The first of three nights on the south coast
Five guitarists, a bassist, a keyboardist, a drummer, a sound guy and a guitar tech walk into a packed bar. If you think the punchline to that joke is likely to be humourless, misogynistic and self centred, you’d be completely right. Despite selling out three consecutive nights, this early in the new year, it appears the members of The Brian Jonestown Massacre just don’t care much about trying to please their audiences. They didn’t seem to have done any kind of soundchecking beforehand, instead giving the stage over to a tedious magician stuck in the ’90s. What started badly rapidly descended into near disaster.

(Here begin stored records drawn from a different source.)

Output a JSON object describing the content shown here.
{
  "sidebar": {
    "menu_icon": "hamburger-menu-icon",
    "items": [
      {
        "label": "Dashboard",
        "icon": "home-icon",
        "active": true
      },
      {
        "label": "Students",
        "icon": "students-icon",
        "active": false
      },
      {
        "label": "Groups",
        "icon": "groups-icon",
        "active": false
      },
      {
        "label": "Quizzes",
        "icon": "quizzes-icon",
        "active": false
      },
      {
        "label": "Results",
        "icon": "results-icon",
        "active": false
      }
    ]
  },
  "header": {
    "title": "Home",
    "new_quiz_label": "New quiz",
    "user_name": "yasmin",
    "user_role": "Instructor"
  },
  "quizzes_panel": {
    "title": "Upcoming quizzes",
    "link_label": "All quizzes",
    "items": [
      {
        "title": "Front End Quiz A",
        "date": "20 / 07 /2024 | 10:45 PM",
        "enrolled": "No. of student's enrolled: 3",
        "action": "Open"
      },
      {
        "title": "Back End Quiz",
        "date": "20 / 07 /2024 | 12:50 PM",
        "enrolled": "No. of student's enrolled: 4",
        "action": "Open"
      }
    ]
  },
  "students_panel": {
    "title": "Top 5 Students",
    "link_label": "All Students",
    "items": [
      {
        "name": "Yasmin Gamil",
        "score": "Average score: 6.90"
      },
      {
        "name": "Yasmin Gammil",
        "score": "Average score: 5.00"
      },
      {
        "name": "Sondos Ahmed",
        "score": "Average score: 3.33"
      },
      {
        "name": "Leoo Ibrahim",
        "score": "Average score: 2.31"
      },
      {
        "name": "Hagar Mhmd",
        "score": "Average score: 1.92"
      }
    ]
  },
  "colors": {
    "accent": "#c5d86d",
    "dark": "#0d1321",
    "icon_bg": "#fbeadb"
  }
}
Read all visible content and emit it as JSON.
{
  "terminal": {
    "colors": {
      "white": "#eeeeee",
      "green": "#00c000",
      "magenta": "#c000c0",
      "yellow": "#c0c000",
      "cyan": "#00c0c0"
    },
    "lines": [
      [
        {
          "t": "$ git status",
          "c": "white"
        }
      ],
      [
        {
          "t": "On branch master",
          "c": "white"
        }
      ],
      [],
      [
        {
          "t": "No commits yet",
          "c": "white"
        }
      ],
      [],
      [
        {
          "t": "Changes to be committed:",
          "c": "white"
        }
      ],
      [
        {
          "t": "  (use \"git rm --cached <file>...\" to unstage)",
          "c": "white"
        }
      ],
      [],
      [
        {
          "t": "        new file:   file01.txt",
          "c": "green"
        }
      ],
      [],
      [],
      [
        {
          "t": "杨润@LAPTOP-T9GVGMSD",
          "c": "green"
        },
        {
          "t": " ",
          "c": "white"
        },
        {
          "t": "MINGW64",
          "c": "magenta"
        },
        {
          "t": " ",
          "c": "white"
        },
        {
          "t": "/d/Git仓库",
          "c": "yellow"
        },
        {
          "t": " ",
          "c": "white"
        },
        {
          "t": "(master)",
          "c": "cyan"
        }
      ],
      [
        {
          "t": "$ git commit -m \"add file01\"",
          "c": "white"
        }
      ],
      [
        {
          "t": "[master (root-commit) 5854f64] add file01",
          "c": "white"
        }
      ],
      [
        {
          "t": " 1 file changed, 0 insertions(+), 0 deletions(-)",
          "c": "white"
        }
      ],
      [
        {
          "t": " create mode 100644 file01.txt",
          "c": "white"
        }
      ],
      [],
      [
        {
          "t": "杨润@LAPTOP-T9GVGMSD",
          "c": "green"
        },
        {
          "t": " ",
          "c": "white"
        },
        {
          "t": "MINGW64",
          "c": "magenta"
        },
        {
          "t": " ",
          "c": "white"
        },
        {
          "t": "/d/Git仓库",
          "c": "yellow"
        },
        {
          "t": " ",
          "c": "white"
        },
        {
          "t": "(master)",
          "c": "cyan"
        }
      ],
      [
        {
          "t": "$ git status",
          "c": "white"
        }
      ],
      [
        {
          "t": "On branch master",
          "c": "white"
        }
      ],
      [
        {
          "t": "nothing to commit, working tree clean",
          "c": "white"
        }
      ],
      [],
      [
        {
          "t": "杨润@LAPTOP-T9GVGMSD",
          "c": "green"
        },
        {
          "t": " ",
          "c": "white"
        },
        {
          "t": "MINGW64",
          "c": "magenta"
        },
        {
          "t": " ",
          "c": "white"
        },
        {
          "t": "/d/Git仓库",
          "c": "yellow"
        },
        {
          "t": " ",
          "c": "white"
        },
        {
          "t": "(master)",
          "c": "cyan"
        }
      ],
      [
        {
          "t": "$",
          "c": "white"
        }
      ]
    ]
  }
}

Frontman Anton Newcombe’s reputation for eccentricity and perfectionism both precedes and defeats him. And so when he starts things off with an excessively long dry story about finding a stetson hat in Berlin, we indulge him. Because expectation is naturally high that we are in for someone wonderful. As the sleep inducing tale continues, he sneeringly mocks the crowd’s apathy, saying “tough room”. It’s the first of many occasions when he will angrily lambast us for ‘giving him shit’ or scream “No requests” in a petulant child’s voice, all while he spends what appears to be half the show trying to tune up.
Quite why every single song had to be played on a slightly different teardrop shaped guitar in a barely noticeable new colourway is frankly quizzical. Why could he not just find the one model that works and build up a vibe and sustain it? It’s charming and cute when someone like Chan Marshall shyly trips up through nervous anxiety about honouring a song, but it’s less endearing when we have to witness a band member berated because their playing is pitchy and trebly, or stay standing through anecdotes about the struggle you face maintaining long hair when you’ve reached middle age. We just wanted some rock ‘n’ roll music.
If only you could say that when they finally did manage to get a song going it sounded as psychedelic and drugged out as you’d hoped for. At best, they evoked Kula Shaker going through a messy divorce. At least that band could write a decent melody or pull off a cover version if the situation called for it. Let’s just say if anyone decided to record the soundboard for tonight’s mess, it’s not gonna go down in history as the next Live at Leeds or Concert For Bangladesh any time soon.
At one point, one of the guitar players closest to Newcombe does the ‘raised eyebrows, bulging eyes, hand cutting across his throat‘ signal behind his boss’s back, indicating that the pissed off masses shouldn’t bait their glorious leader as he’s already teetering close to the edge of insanity. That musician probably just wanted to keep his job, so he wilfully guzzled down the Kool-aid, but a large swathe of the rest of us lost our thirst and walked away disappointed.